In a fascinating piece in USA Today, Glenn Reynolds (AKA Instapundit) urged the Republican Party in control of the next Congress to pass six bills right away. They are not cautious proposals.

Reynolds’s suggestions include repealing the drinking age currently pegged at 21-years-old, the decriminalization of marijuana at the federal level, liberalizing Clinton-era entertainment copyright laws, increasing access to pharmaceutical contraceptives, and eliminating public-sector employee unions. These proposals are as politically savvy as they are smart policy; they cleave off portions of the youth vote for whom corporate tax policy is a perfectly abstract concept and they target Democratic constituencies that thrive in environments in which competition is limited.

All of these policies could be considered appeals to a species of libertarianism. The GOP base is growing increasingly friendly toward the libertarian approach to contentious policy matters on the domestic front, but libertarian prescriptions for America’s challenges abroad are far less appealing to the broadest segment of the Republican coalition.

This is the central problem plaguing Sen. Rand Paul’s (R-KY) nascent presidential campaign. The junior Kentucky senator represents the vanguard of influential libertarian-leaning Republicans wresting control of the party away from the compassionate conservatives of an earlier era. The proliferation of conflicts abroad and threats to American national security posed by both state and non-state actors has, however, made the GOP decidedly less friendly toward the libertarian embrace of American retrenchment.
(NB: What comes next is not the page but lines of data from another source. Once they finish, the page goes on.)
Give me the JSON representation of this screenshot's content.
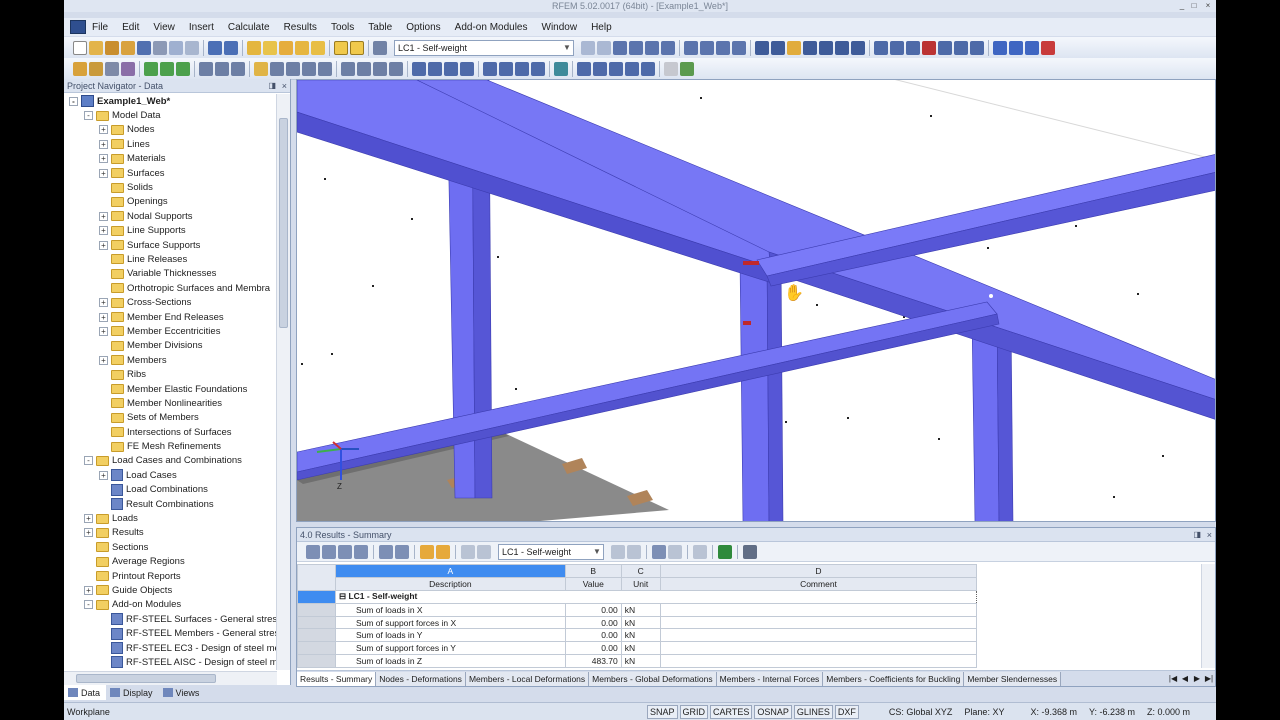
{
  "window": {
    "title": "RFEM 5.02.0017 (64bit) - [Example1_Web*]",
    "controls": [
      "_",
      "□",
      "×"
    ]
  },
  "menu": [
    "File",
    "Edit",
    "View",
    "Insert",
    "Calculate",
    "Results",
    "Tools",
    "Table",
    "Options",
    "Add-on Modules",
    "Window",
    "Help"
  ],
  "toolbar": {
    "load_case": "LC1 - Self-weight"
  },
  "navigator": {
    "title": "Project Navigator - Data",
    "root": "Example1_Web*",
    "items": [
      {
        "label": "Model Data",
        "level": 1,
        "expander": "-",
        "icon": "folder"
      },
      {
        "label": "Nodes",
        "level": 2,
        "expander": "+",
        "icon": "folder"
      },
      {
        "label": "Lines",
        "level": 2,
        "expander": "+",
        "icon": "folder"
      },
      {
        "label": "Materials",
        "level": 2,
        "expander": "+",
        "icon": "folder"
      },
      {
        "label": "Surfaces",
        "level": 2,
        "expander": "+",
        "icon": "folder"
      },
      {
        "label": "Solids",
        "level": 2,
        "expander": "",
        "icon": "folder"
      },
      {
        "label": "Openings",
        "level": 2,
        "expander": "",
        "icon": "folder"
      },
      {
        "label": "Nodal Supports",
        "level": 2,
        "expander": "+",
        "icon": "folder"
      },
      {
        "label": "Line Supports",
        "level": 2,
        "expander": "+",
        "icon": "folder"
      },
      {
        "label": "Surface Supports",
        "level": 2,
        "expander": "+",
        "icon": "folder"
      },
      {
        "label": "Line Releases",
        "level": 2,
        "expander": "",
        "icon": "folder"
      },
      {
        "label": "Variable Thicknesses",
        "level": 2,
        "expander": "",
        "icon": "folder"
      },
      {
        "label": "Orthotropic Surfaces and Membra",
        "level": 2,
        "expander": "",
        "icon": "folder"
      },
      {
        "label": "Cross-Sections",
        "level": 2,
        "expander": "+",
        "icon": "folder"
      },
      {
        "label": "Member End Releases",
        "level": 2,
        "expander": "+",
        "icon": "folder"
      },
      {
        "label": "Member Eccentricities",
        "level": 2,
        "expander": "+",
        "icon": "folder"
      },
      {
        "label": "Member Divisions",
        "level": 2,
        "expander": "",
        "icon": "folder"
      },
      {
        "label": "Members",
        "level": 2,
        "expander": "+",
        "icon": "folder"
      },
      {
        "label": "Ribs",
        "level": 2,
        "expander": "",
        "icon": "folder"
      },
      {
        "label": "Member Elastic Foundations",
        "level": 2,
        "expander": "",
        "icon": "folder"
      },
      {
        "label": "Member Nonlinearities",
        "level": 2,
        "expander": "",
        "icon": "folder"
      },
      {
        "label": "Sets of Members",
        "level": 2,
        "expander": "",
        "icon": "folder"
      },
      {
        "label": "Intersections of Surfaces",
        "level": 2,
        "expander": "",
        "icon": "folder"
      },
      {
        "label": "FE Mesh Refinements",
        "level": 2,
        "expander": "",
        "icon": "folder"
      },
      {
        "label": "Load Cases and Combinations",
        "level": 1,
        "expander": "-",
        "icon": "folder"
      },
      {
        "label": "Load Cases",
        "level": 2,
        "expander": "+",
        "icon": "doc"
      },
      {
        "label": "Load Combinations",
        "level": 2,
        "expander": "",
        "icon": "doc"
      },
      {
        "label": "Result Combinations",
        "level": 2,
        "expander": "",
        "icon": "doc"
      },
      {
        "label": "Loads",
        "level": 1,
        "expander": "+",
        "icon": "folder"
      },
      {
        "label": "Results",
        "level": 1,
        "expander": "+",
        "icon": "folder"
      },
      {
        "label": "Sections",
        "level": 1,
        "expander": "",
        "icon": "folder"
      },
      {
        "label": "Average Regions",
        "level": 1,
        "expander": "",
        "icon": "folder"
      },
      {
        "label": "Printout Reports",
        "level": 1,
        "expander": "",
        "icon": "folder"
      },
      {
        "label": "Guide Objects",
        "level": 1,
        "expander": "+",
        "icon": "folder"
      },
      {
        "label": "Add-on Modules",
        "level": 1,
        "expander": "-",
        "icon": "folder"
      },
      {
        "label": "RF-STEEL Surfaces - General stress",
        "level": 2,
        "expander": "",
        "icon": "doc"
      },
      {
        "label": "RF-STEEL Members - General stres",
        "level": 2,
        "expander": "",
        "icon": "doc"
      },
      {
        "label": "RF-STEEL EC3 - Design of steel me",
        "level": 2,
        "expander": "",
        "icon": "doc"
      },
      {
        "label": "RF-STEEL AISC - Design of steel m",
        "level": 2,
        "expander": "",
        "icon": "doc"
      }
    ],
    "tabs": [
      "Data",
      "Display",
      "Views"
    ]
  },
  "results": {
    "title": "4.0 Results - Summary",
    "load_case": "LC1 - Self-weight",
    "columns": [
      {
        "letter": "A",
        "name": "Description"
      },
      {
        "letter": "B",
        "name": "Value"
      },
      {
        "letter": "C",
        "name": "Unit"
      },
      {
        "letter": "D",
        "name": "Comment"
      }
    ],
    "group": "LC1 - Self-weight",
    "rows": [
      {
        "desc": "Sum of loads in X",
        "value": "0.00",
        "unit": "kN"
      },
      {
        "desc": "Sum of support forces in X",
        "value": "0.00",
        "unit": "kN"
      },
      {
        "desc": "Sum of loads in Y",
        "value": "0.00",
        "unit": "kN"
      },
      {
        "desc": "Sum of support forces in Y",
        "value": "0.00",
        "unit": "kN"
      },
      {
        "desc": "Sum of loads in Z",
        "value": "483.70",
        "unit": "kN"
      }
    ],
    "tabs": [
      "Results - Summary",
      "Nodes - Deformations",
      "Members - Local Deformations",
      "Members - Global Deformations",
      "Members - Internal Forces",
      "Members - Coefficients for Buckling",
      "Member Slendernesses"
    ]
  },
  "statusbar": {
    "left": "Workplane",
    "toggles": [
      "SNAP",
      "GRID",
      "CARTES",
      "OSNAP",
      "GLINES",
      "DXF"
    ],
    "cs": "CS: Global XYZ",
    "plane": "Plane: XY",
    "x": "X: -9.368 m",
    "y": "Y: -6.238 m",
    "z": "Z: 0.000 m"
  },
  "viewport": {
    "axis_label": "Z",
    "member_color": "#6e6ef2"
  }
}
The 2014 midterm elections demonstrated the resurgent power of the GOP’s hawks. Interventionist Republican candidates like Joni Ernst and Tom Cotton are set to join a Republican-dominated Senate in January, where hawkish Sens. John McCain (R-AZ), Marco Rubio (R-FL), Lindsey Graham (R-SC), and Bob Corker (R-TN) wield significant influence. In the next Senate, Paul’s brand of disengagement is a minority point of view.

But, while Paul did abandon his early opposition to the war against ISIS in the Middle East, the Kentucky senator is not twisting in the political winds. In an op-ed in The Daily Beast, Paul sought to upend the narrative that his style of foreign policy is out of step with the Republican Party.
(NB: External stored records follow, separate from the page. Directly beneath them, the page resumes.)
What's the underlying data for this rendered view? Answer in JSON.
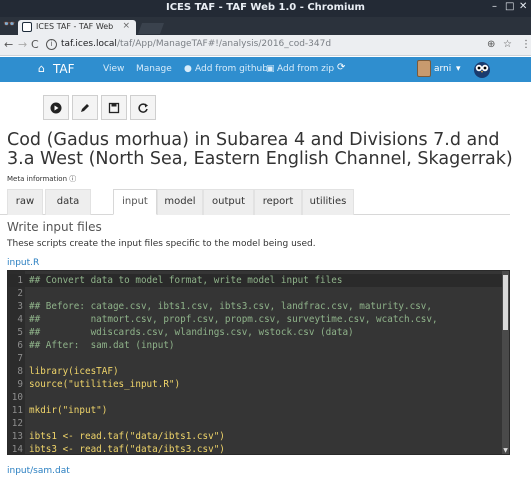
{
  "window": {
    "title": "ICES TAF - TAF Web 1.0 - Chromium",
    "minimize": "–",
    "maximize": "□",
    "close": "✕"
  },
  "browser": {
    "tab_title": "ICES TAF - TAF Web",
    "tab_close": "×",
    "url_domain": "taf.ices.local",
    "url_path": "/taf/App/ManageTAF#!/analysis/2016_cod-347d"
  },
  "navbar": {
    "brand": "TAF",
    "items": [
      "View",
      "Manage",
      "Add from github",
      "Add from zip"
    ],
    "user": "arni"
  },
  "page": {
    "title": "Cod (Gadus morhua) in Subarea 4 and Divisions 7.d and 3.a West (North Sea, Eastern English Channel, Skagerrak)",
    "meta_label": "Meta information"
  },
  "tabs": [
    "raw",
    "data",
    "input",
    "model",
    "output",
    "report",
    "utilities"
  ],
  "active_tab": "input",
  "section": {
    "title": "Write input files",
    "description": "These scripts create the input files specific to the model being used."
  },
  "files": {
    "script": "input.R",
    "output": "input/sam.dat"
  },
  "code_lines": [
    {
      "n": "1",
      "text": "## Convert data to model format, write model input files",
      "kind": "comment"
    },
    {
      "n": "2",
      "text": "",
      "kind": "comment"
    },
    {
      "n": "3",
      "text": "## Before: catage.csv, ibts1.csv, ibts3.csv, landfrac.csv, maturity.csv,",
      "kind": "comment"
    },
    {
      "n": "4",
      "text": "##         natmort.csv, propf.csv, propm.csv, surveytime.csv, wcatch.csv,",
      "kind": "comment"
    },
    {
      "n": "5",
      "text": "##         wdiscards.csv, wlandings.csv, wstock.csv (data)",
      "kind": "comment"
    },
    {
      "n": "6",
      "text": "## After:  sam.dat (input)",
      "kind": "comment"
    },
    {
      "n": "7",
      "text": "",
      "kind": "code"
    },
    {
      "n": "8",
      "text": "library(icesTAF)",
      "kind": "code"
    },
    {
      "n": "9",
      "text": "source(\"utilities_input.R\")",
      "kind": "code"
    },
    {
      "n": "10",
      "text": "",
      "kind": "code"
    },
    {
      "n": "11",
      "text": "mkdir(\"input\")",
      "kind": "code"
    },
    {
      "n": "12",
      "text": "",
      "kind": "code"
    },
    {
      "n": "13",
      "text": "ibts1 <- read.taf(\"data/ibts1.csv\")",
      "kind": "code"
    },
    {
      "n": "14",
      "text": "ibts3 <- read.taf(\"data/ibts3.csv\")",
      "kind": "code"
    }
  ]
}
“I believe the president must come to Congress to begin a war,” Paul wrote. “I also believe the War Powers Act is misunderstood; President Obama acted without true constitutional authority even before the 90 days expired, since we were not under attack at that time.”
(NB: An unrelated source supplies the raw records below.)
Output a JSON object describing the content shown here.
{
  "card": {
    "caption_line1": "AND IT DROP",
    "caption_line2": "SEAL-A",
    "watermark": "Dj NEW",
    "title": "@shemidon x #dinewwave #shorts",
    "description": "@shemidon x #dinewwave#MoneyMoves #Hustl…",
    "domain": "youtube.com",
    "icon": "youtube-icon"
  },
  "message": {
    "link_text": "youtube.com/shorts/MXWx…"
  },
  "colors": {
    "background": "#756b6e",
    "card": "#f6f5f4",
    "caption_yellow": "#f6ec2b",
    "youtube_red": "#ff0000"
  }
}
“But in either case, this war is now illegal,” he continued. “It must be declared and made valid, or it must be ended.”

Paul took direct aim at the hawks within his party, framing them as closer to the Obama administration than their Republican constituents on foreign matters relating to affairs:

Prominent Republicans from the interventionist wing of the party parrot and applaud Kerry’s position. If ever there was too much bipartisanship, it would be the bipartisan acceptance of unlimited presidential war-making power.

Conservatives should realize, though, what unfettered presidential power means. Proponents of this theory argue that congressional laws cannot limit the president’s power to perform warrantless searches, carry out wiretaps, detain perceived enemies of the state, or even torture people—not just of enemy soldiers, but American citizens not engaged in combat.

Apologists for unlimited presidential war power, like former Bush administration official John Yoo, claim that no law “can place any limits on the president’s determinations as to any terrorist threat, the amount of military force to be used in response, or the method, timing, and nature of the response.” Yoo further argues for unchecked executive power by claiming that the explicit constitutional power for Congress to declare war is really not a check at all. In a remarkable work of double-speak, Yoo writes that the Declare War Clause does not grant Congress any power to initiate war, but only the “judicial power” to recognize whether “the nation was [already] in a legal state of war” for purposes of “domestic” law.

It is unclear whether Paul can rebrand his opposition to interventionist foreign policy as opposition to unfettered executive authority. It is, however, telling that Paul is trying to reframe both his position on intervention in conflicts abroad and those of his likely GOP rivals ahead of 2016.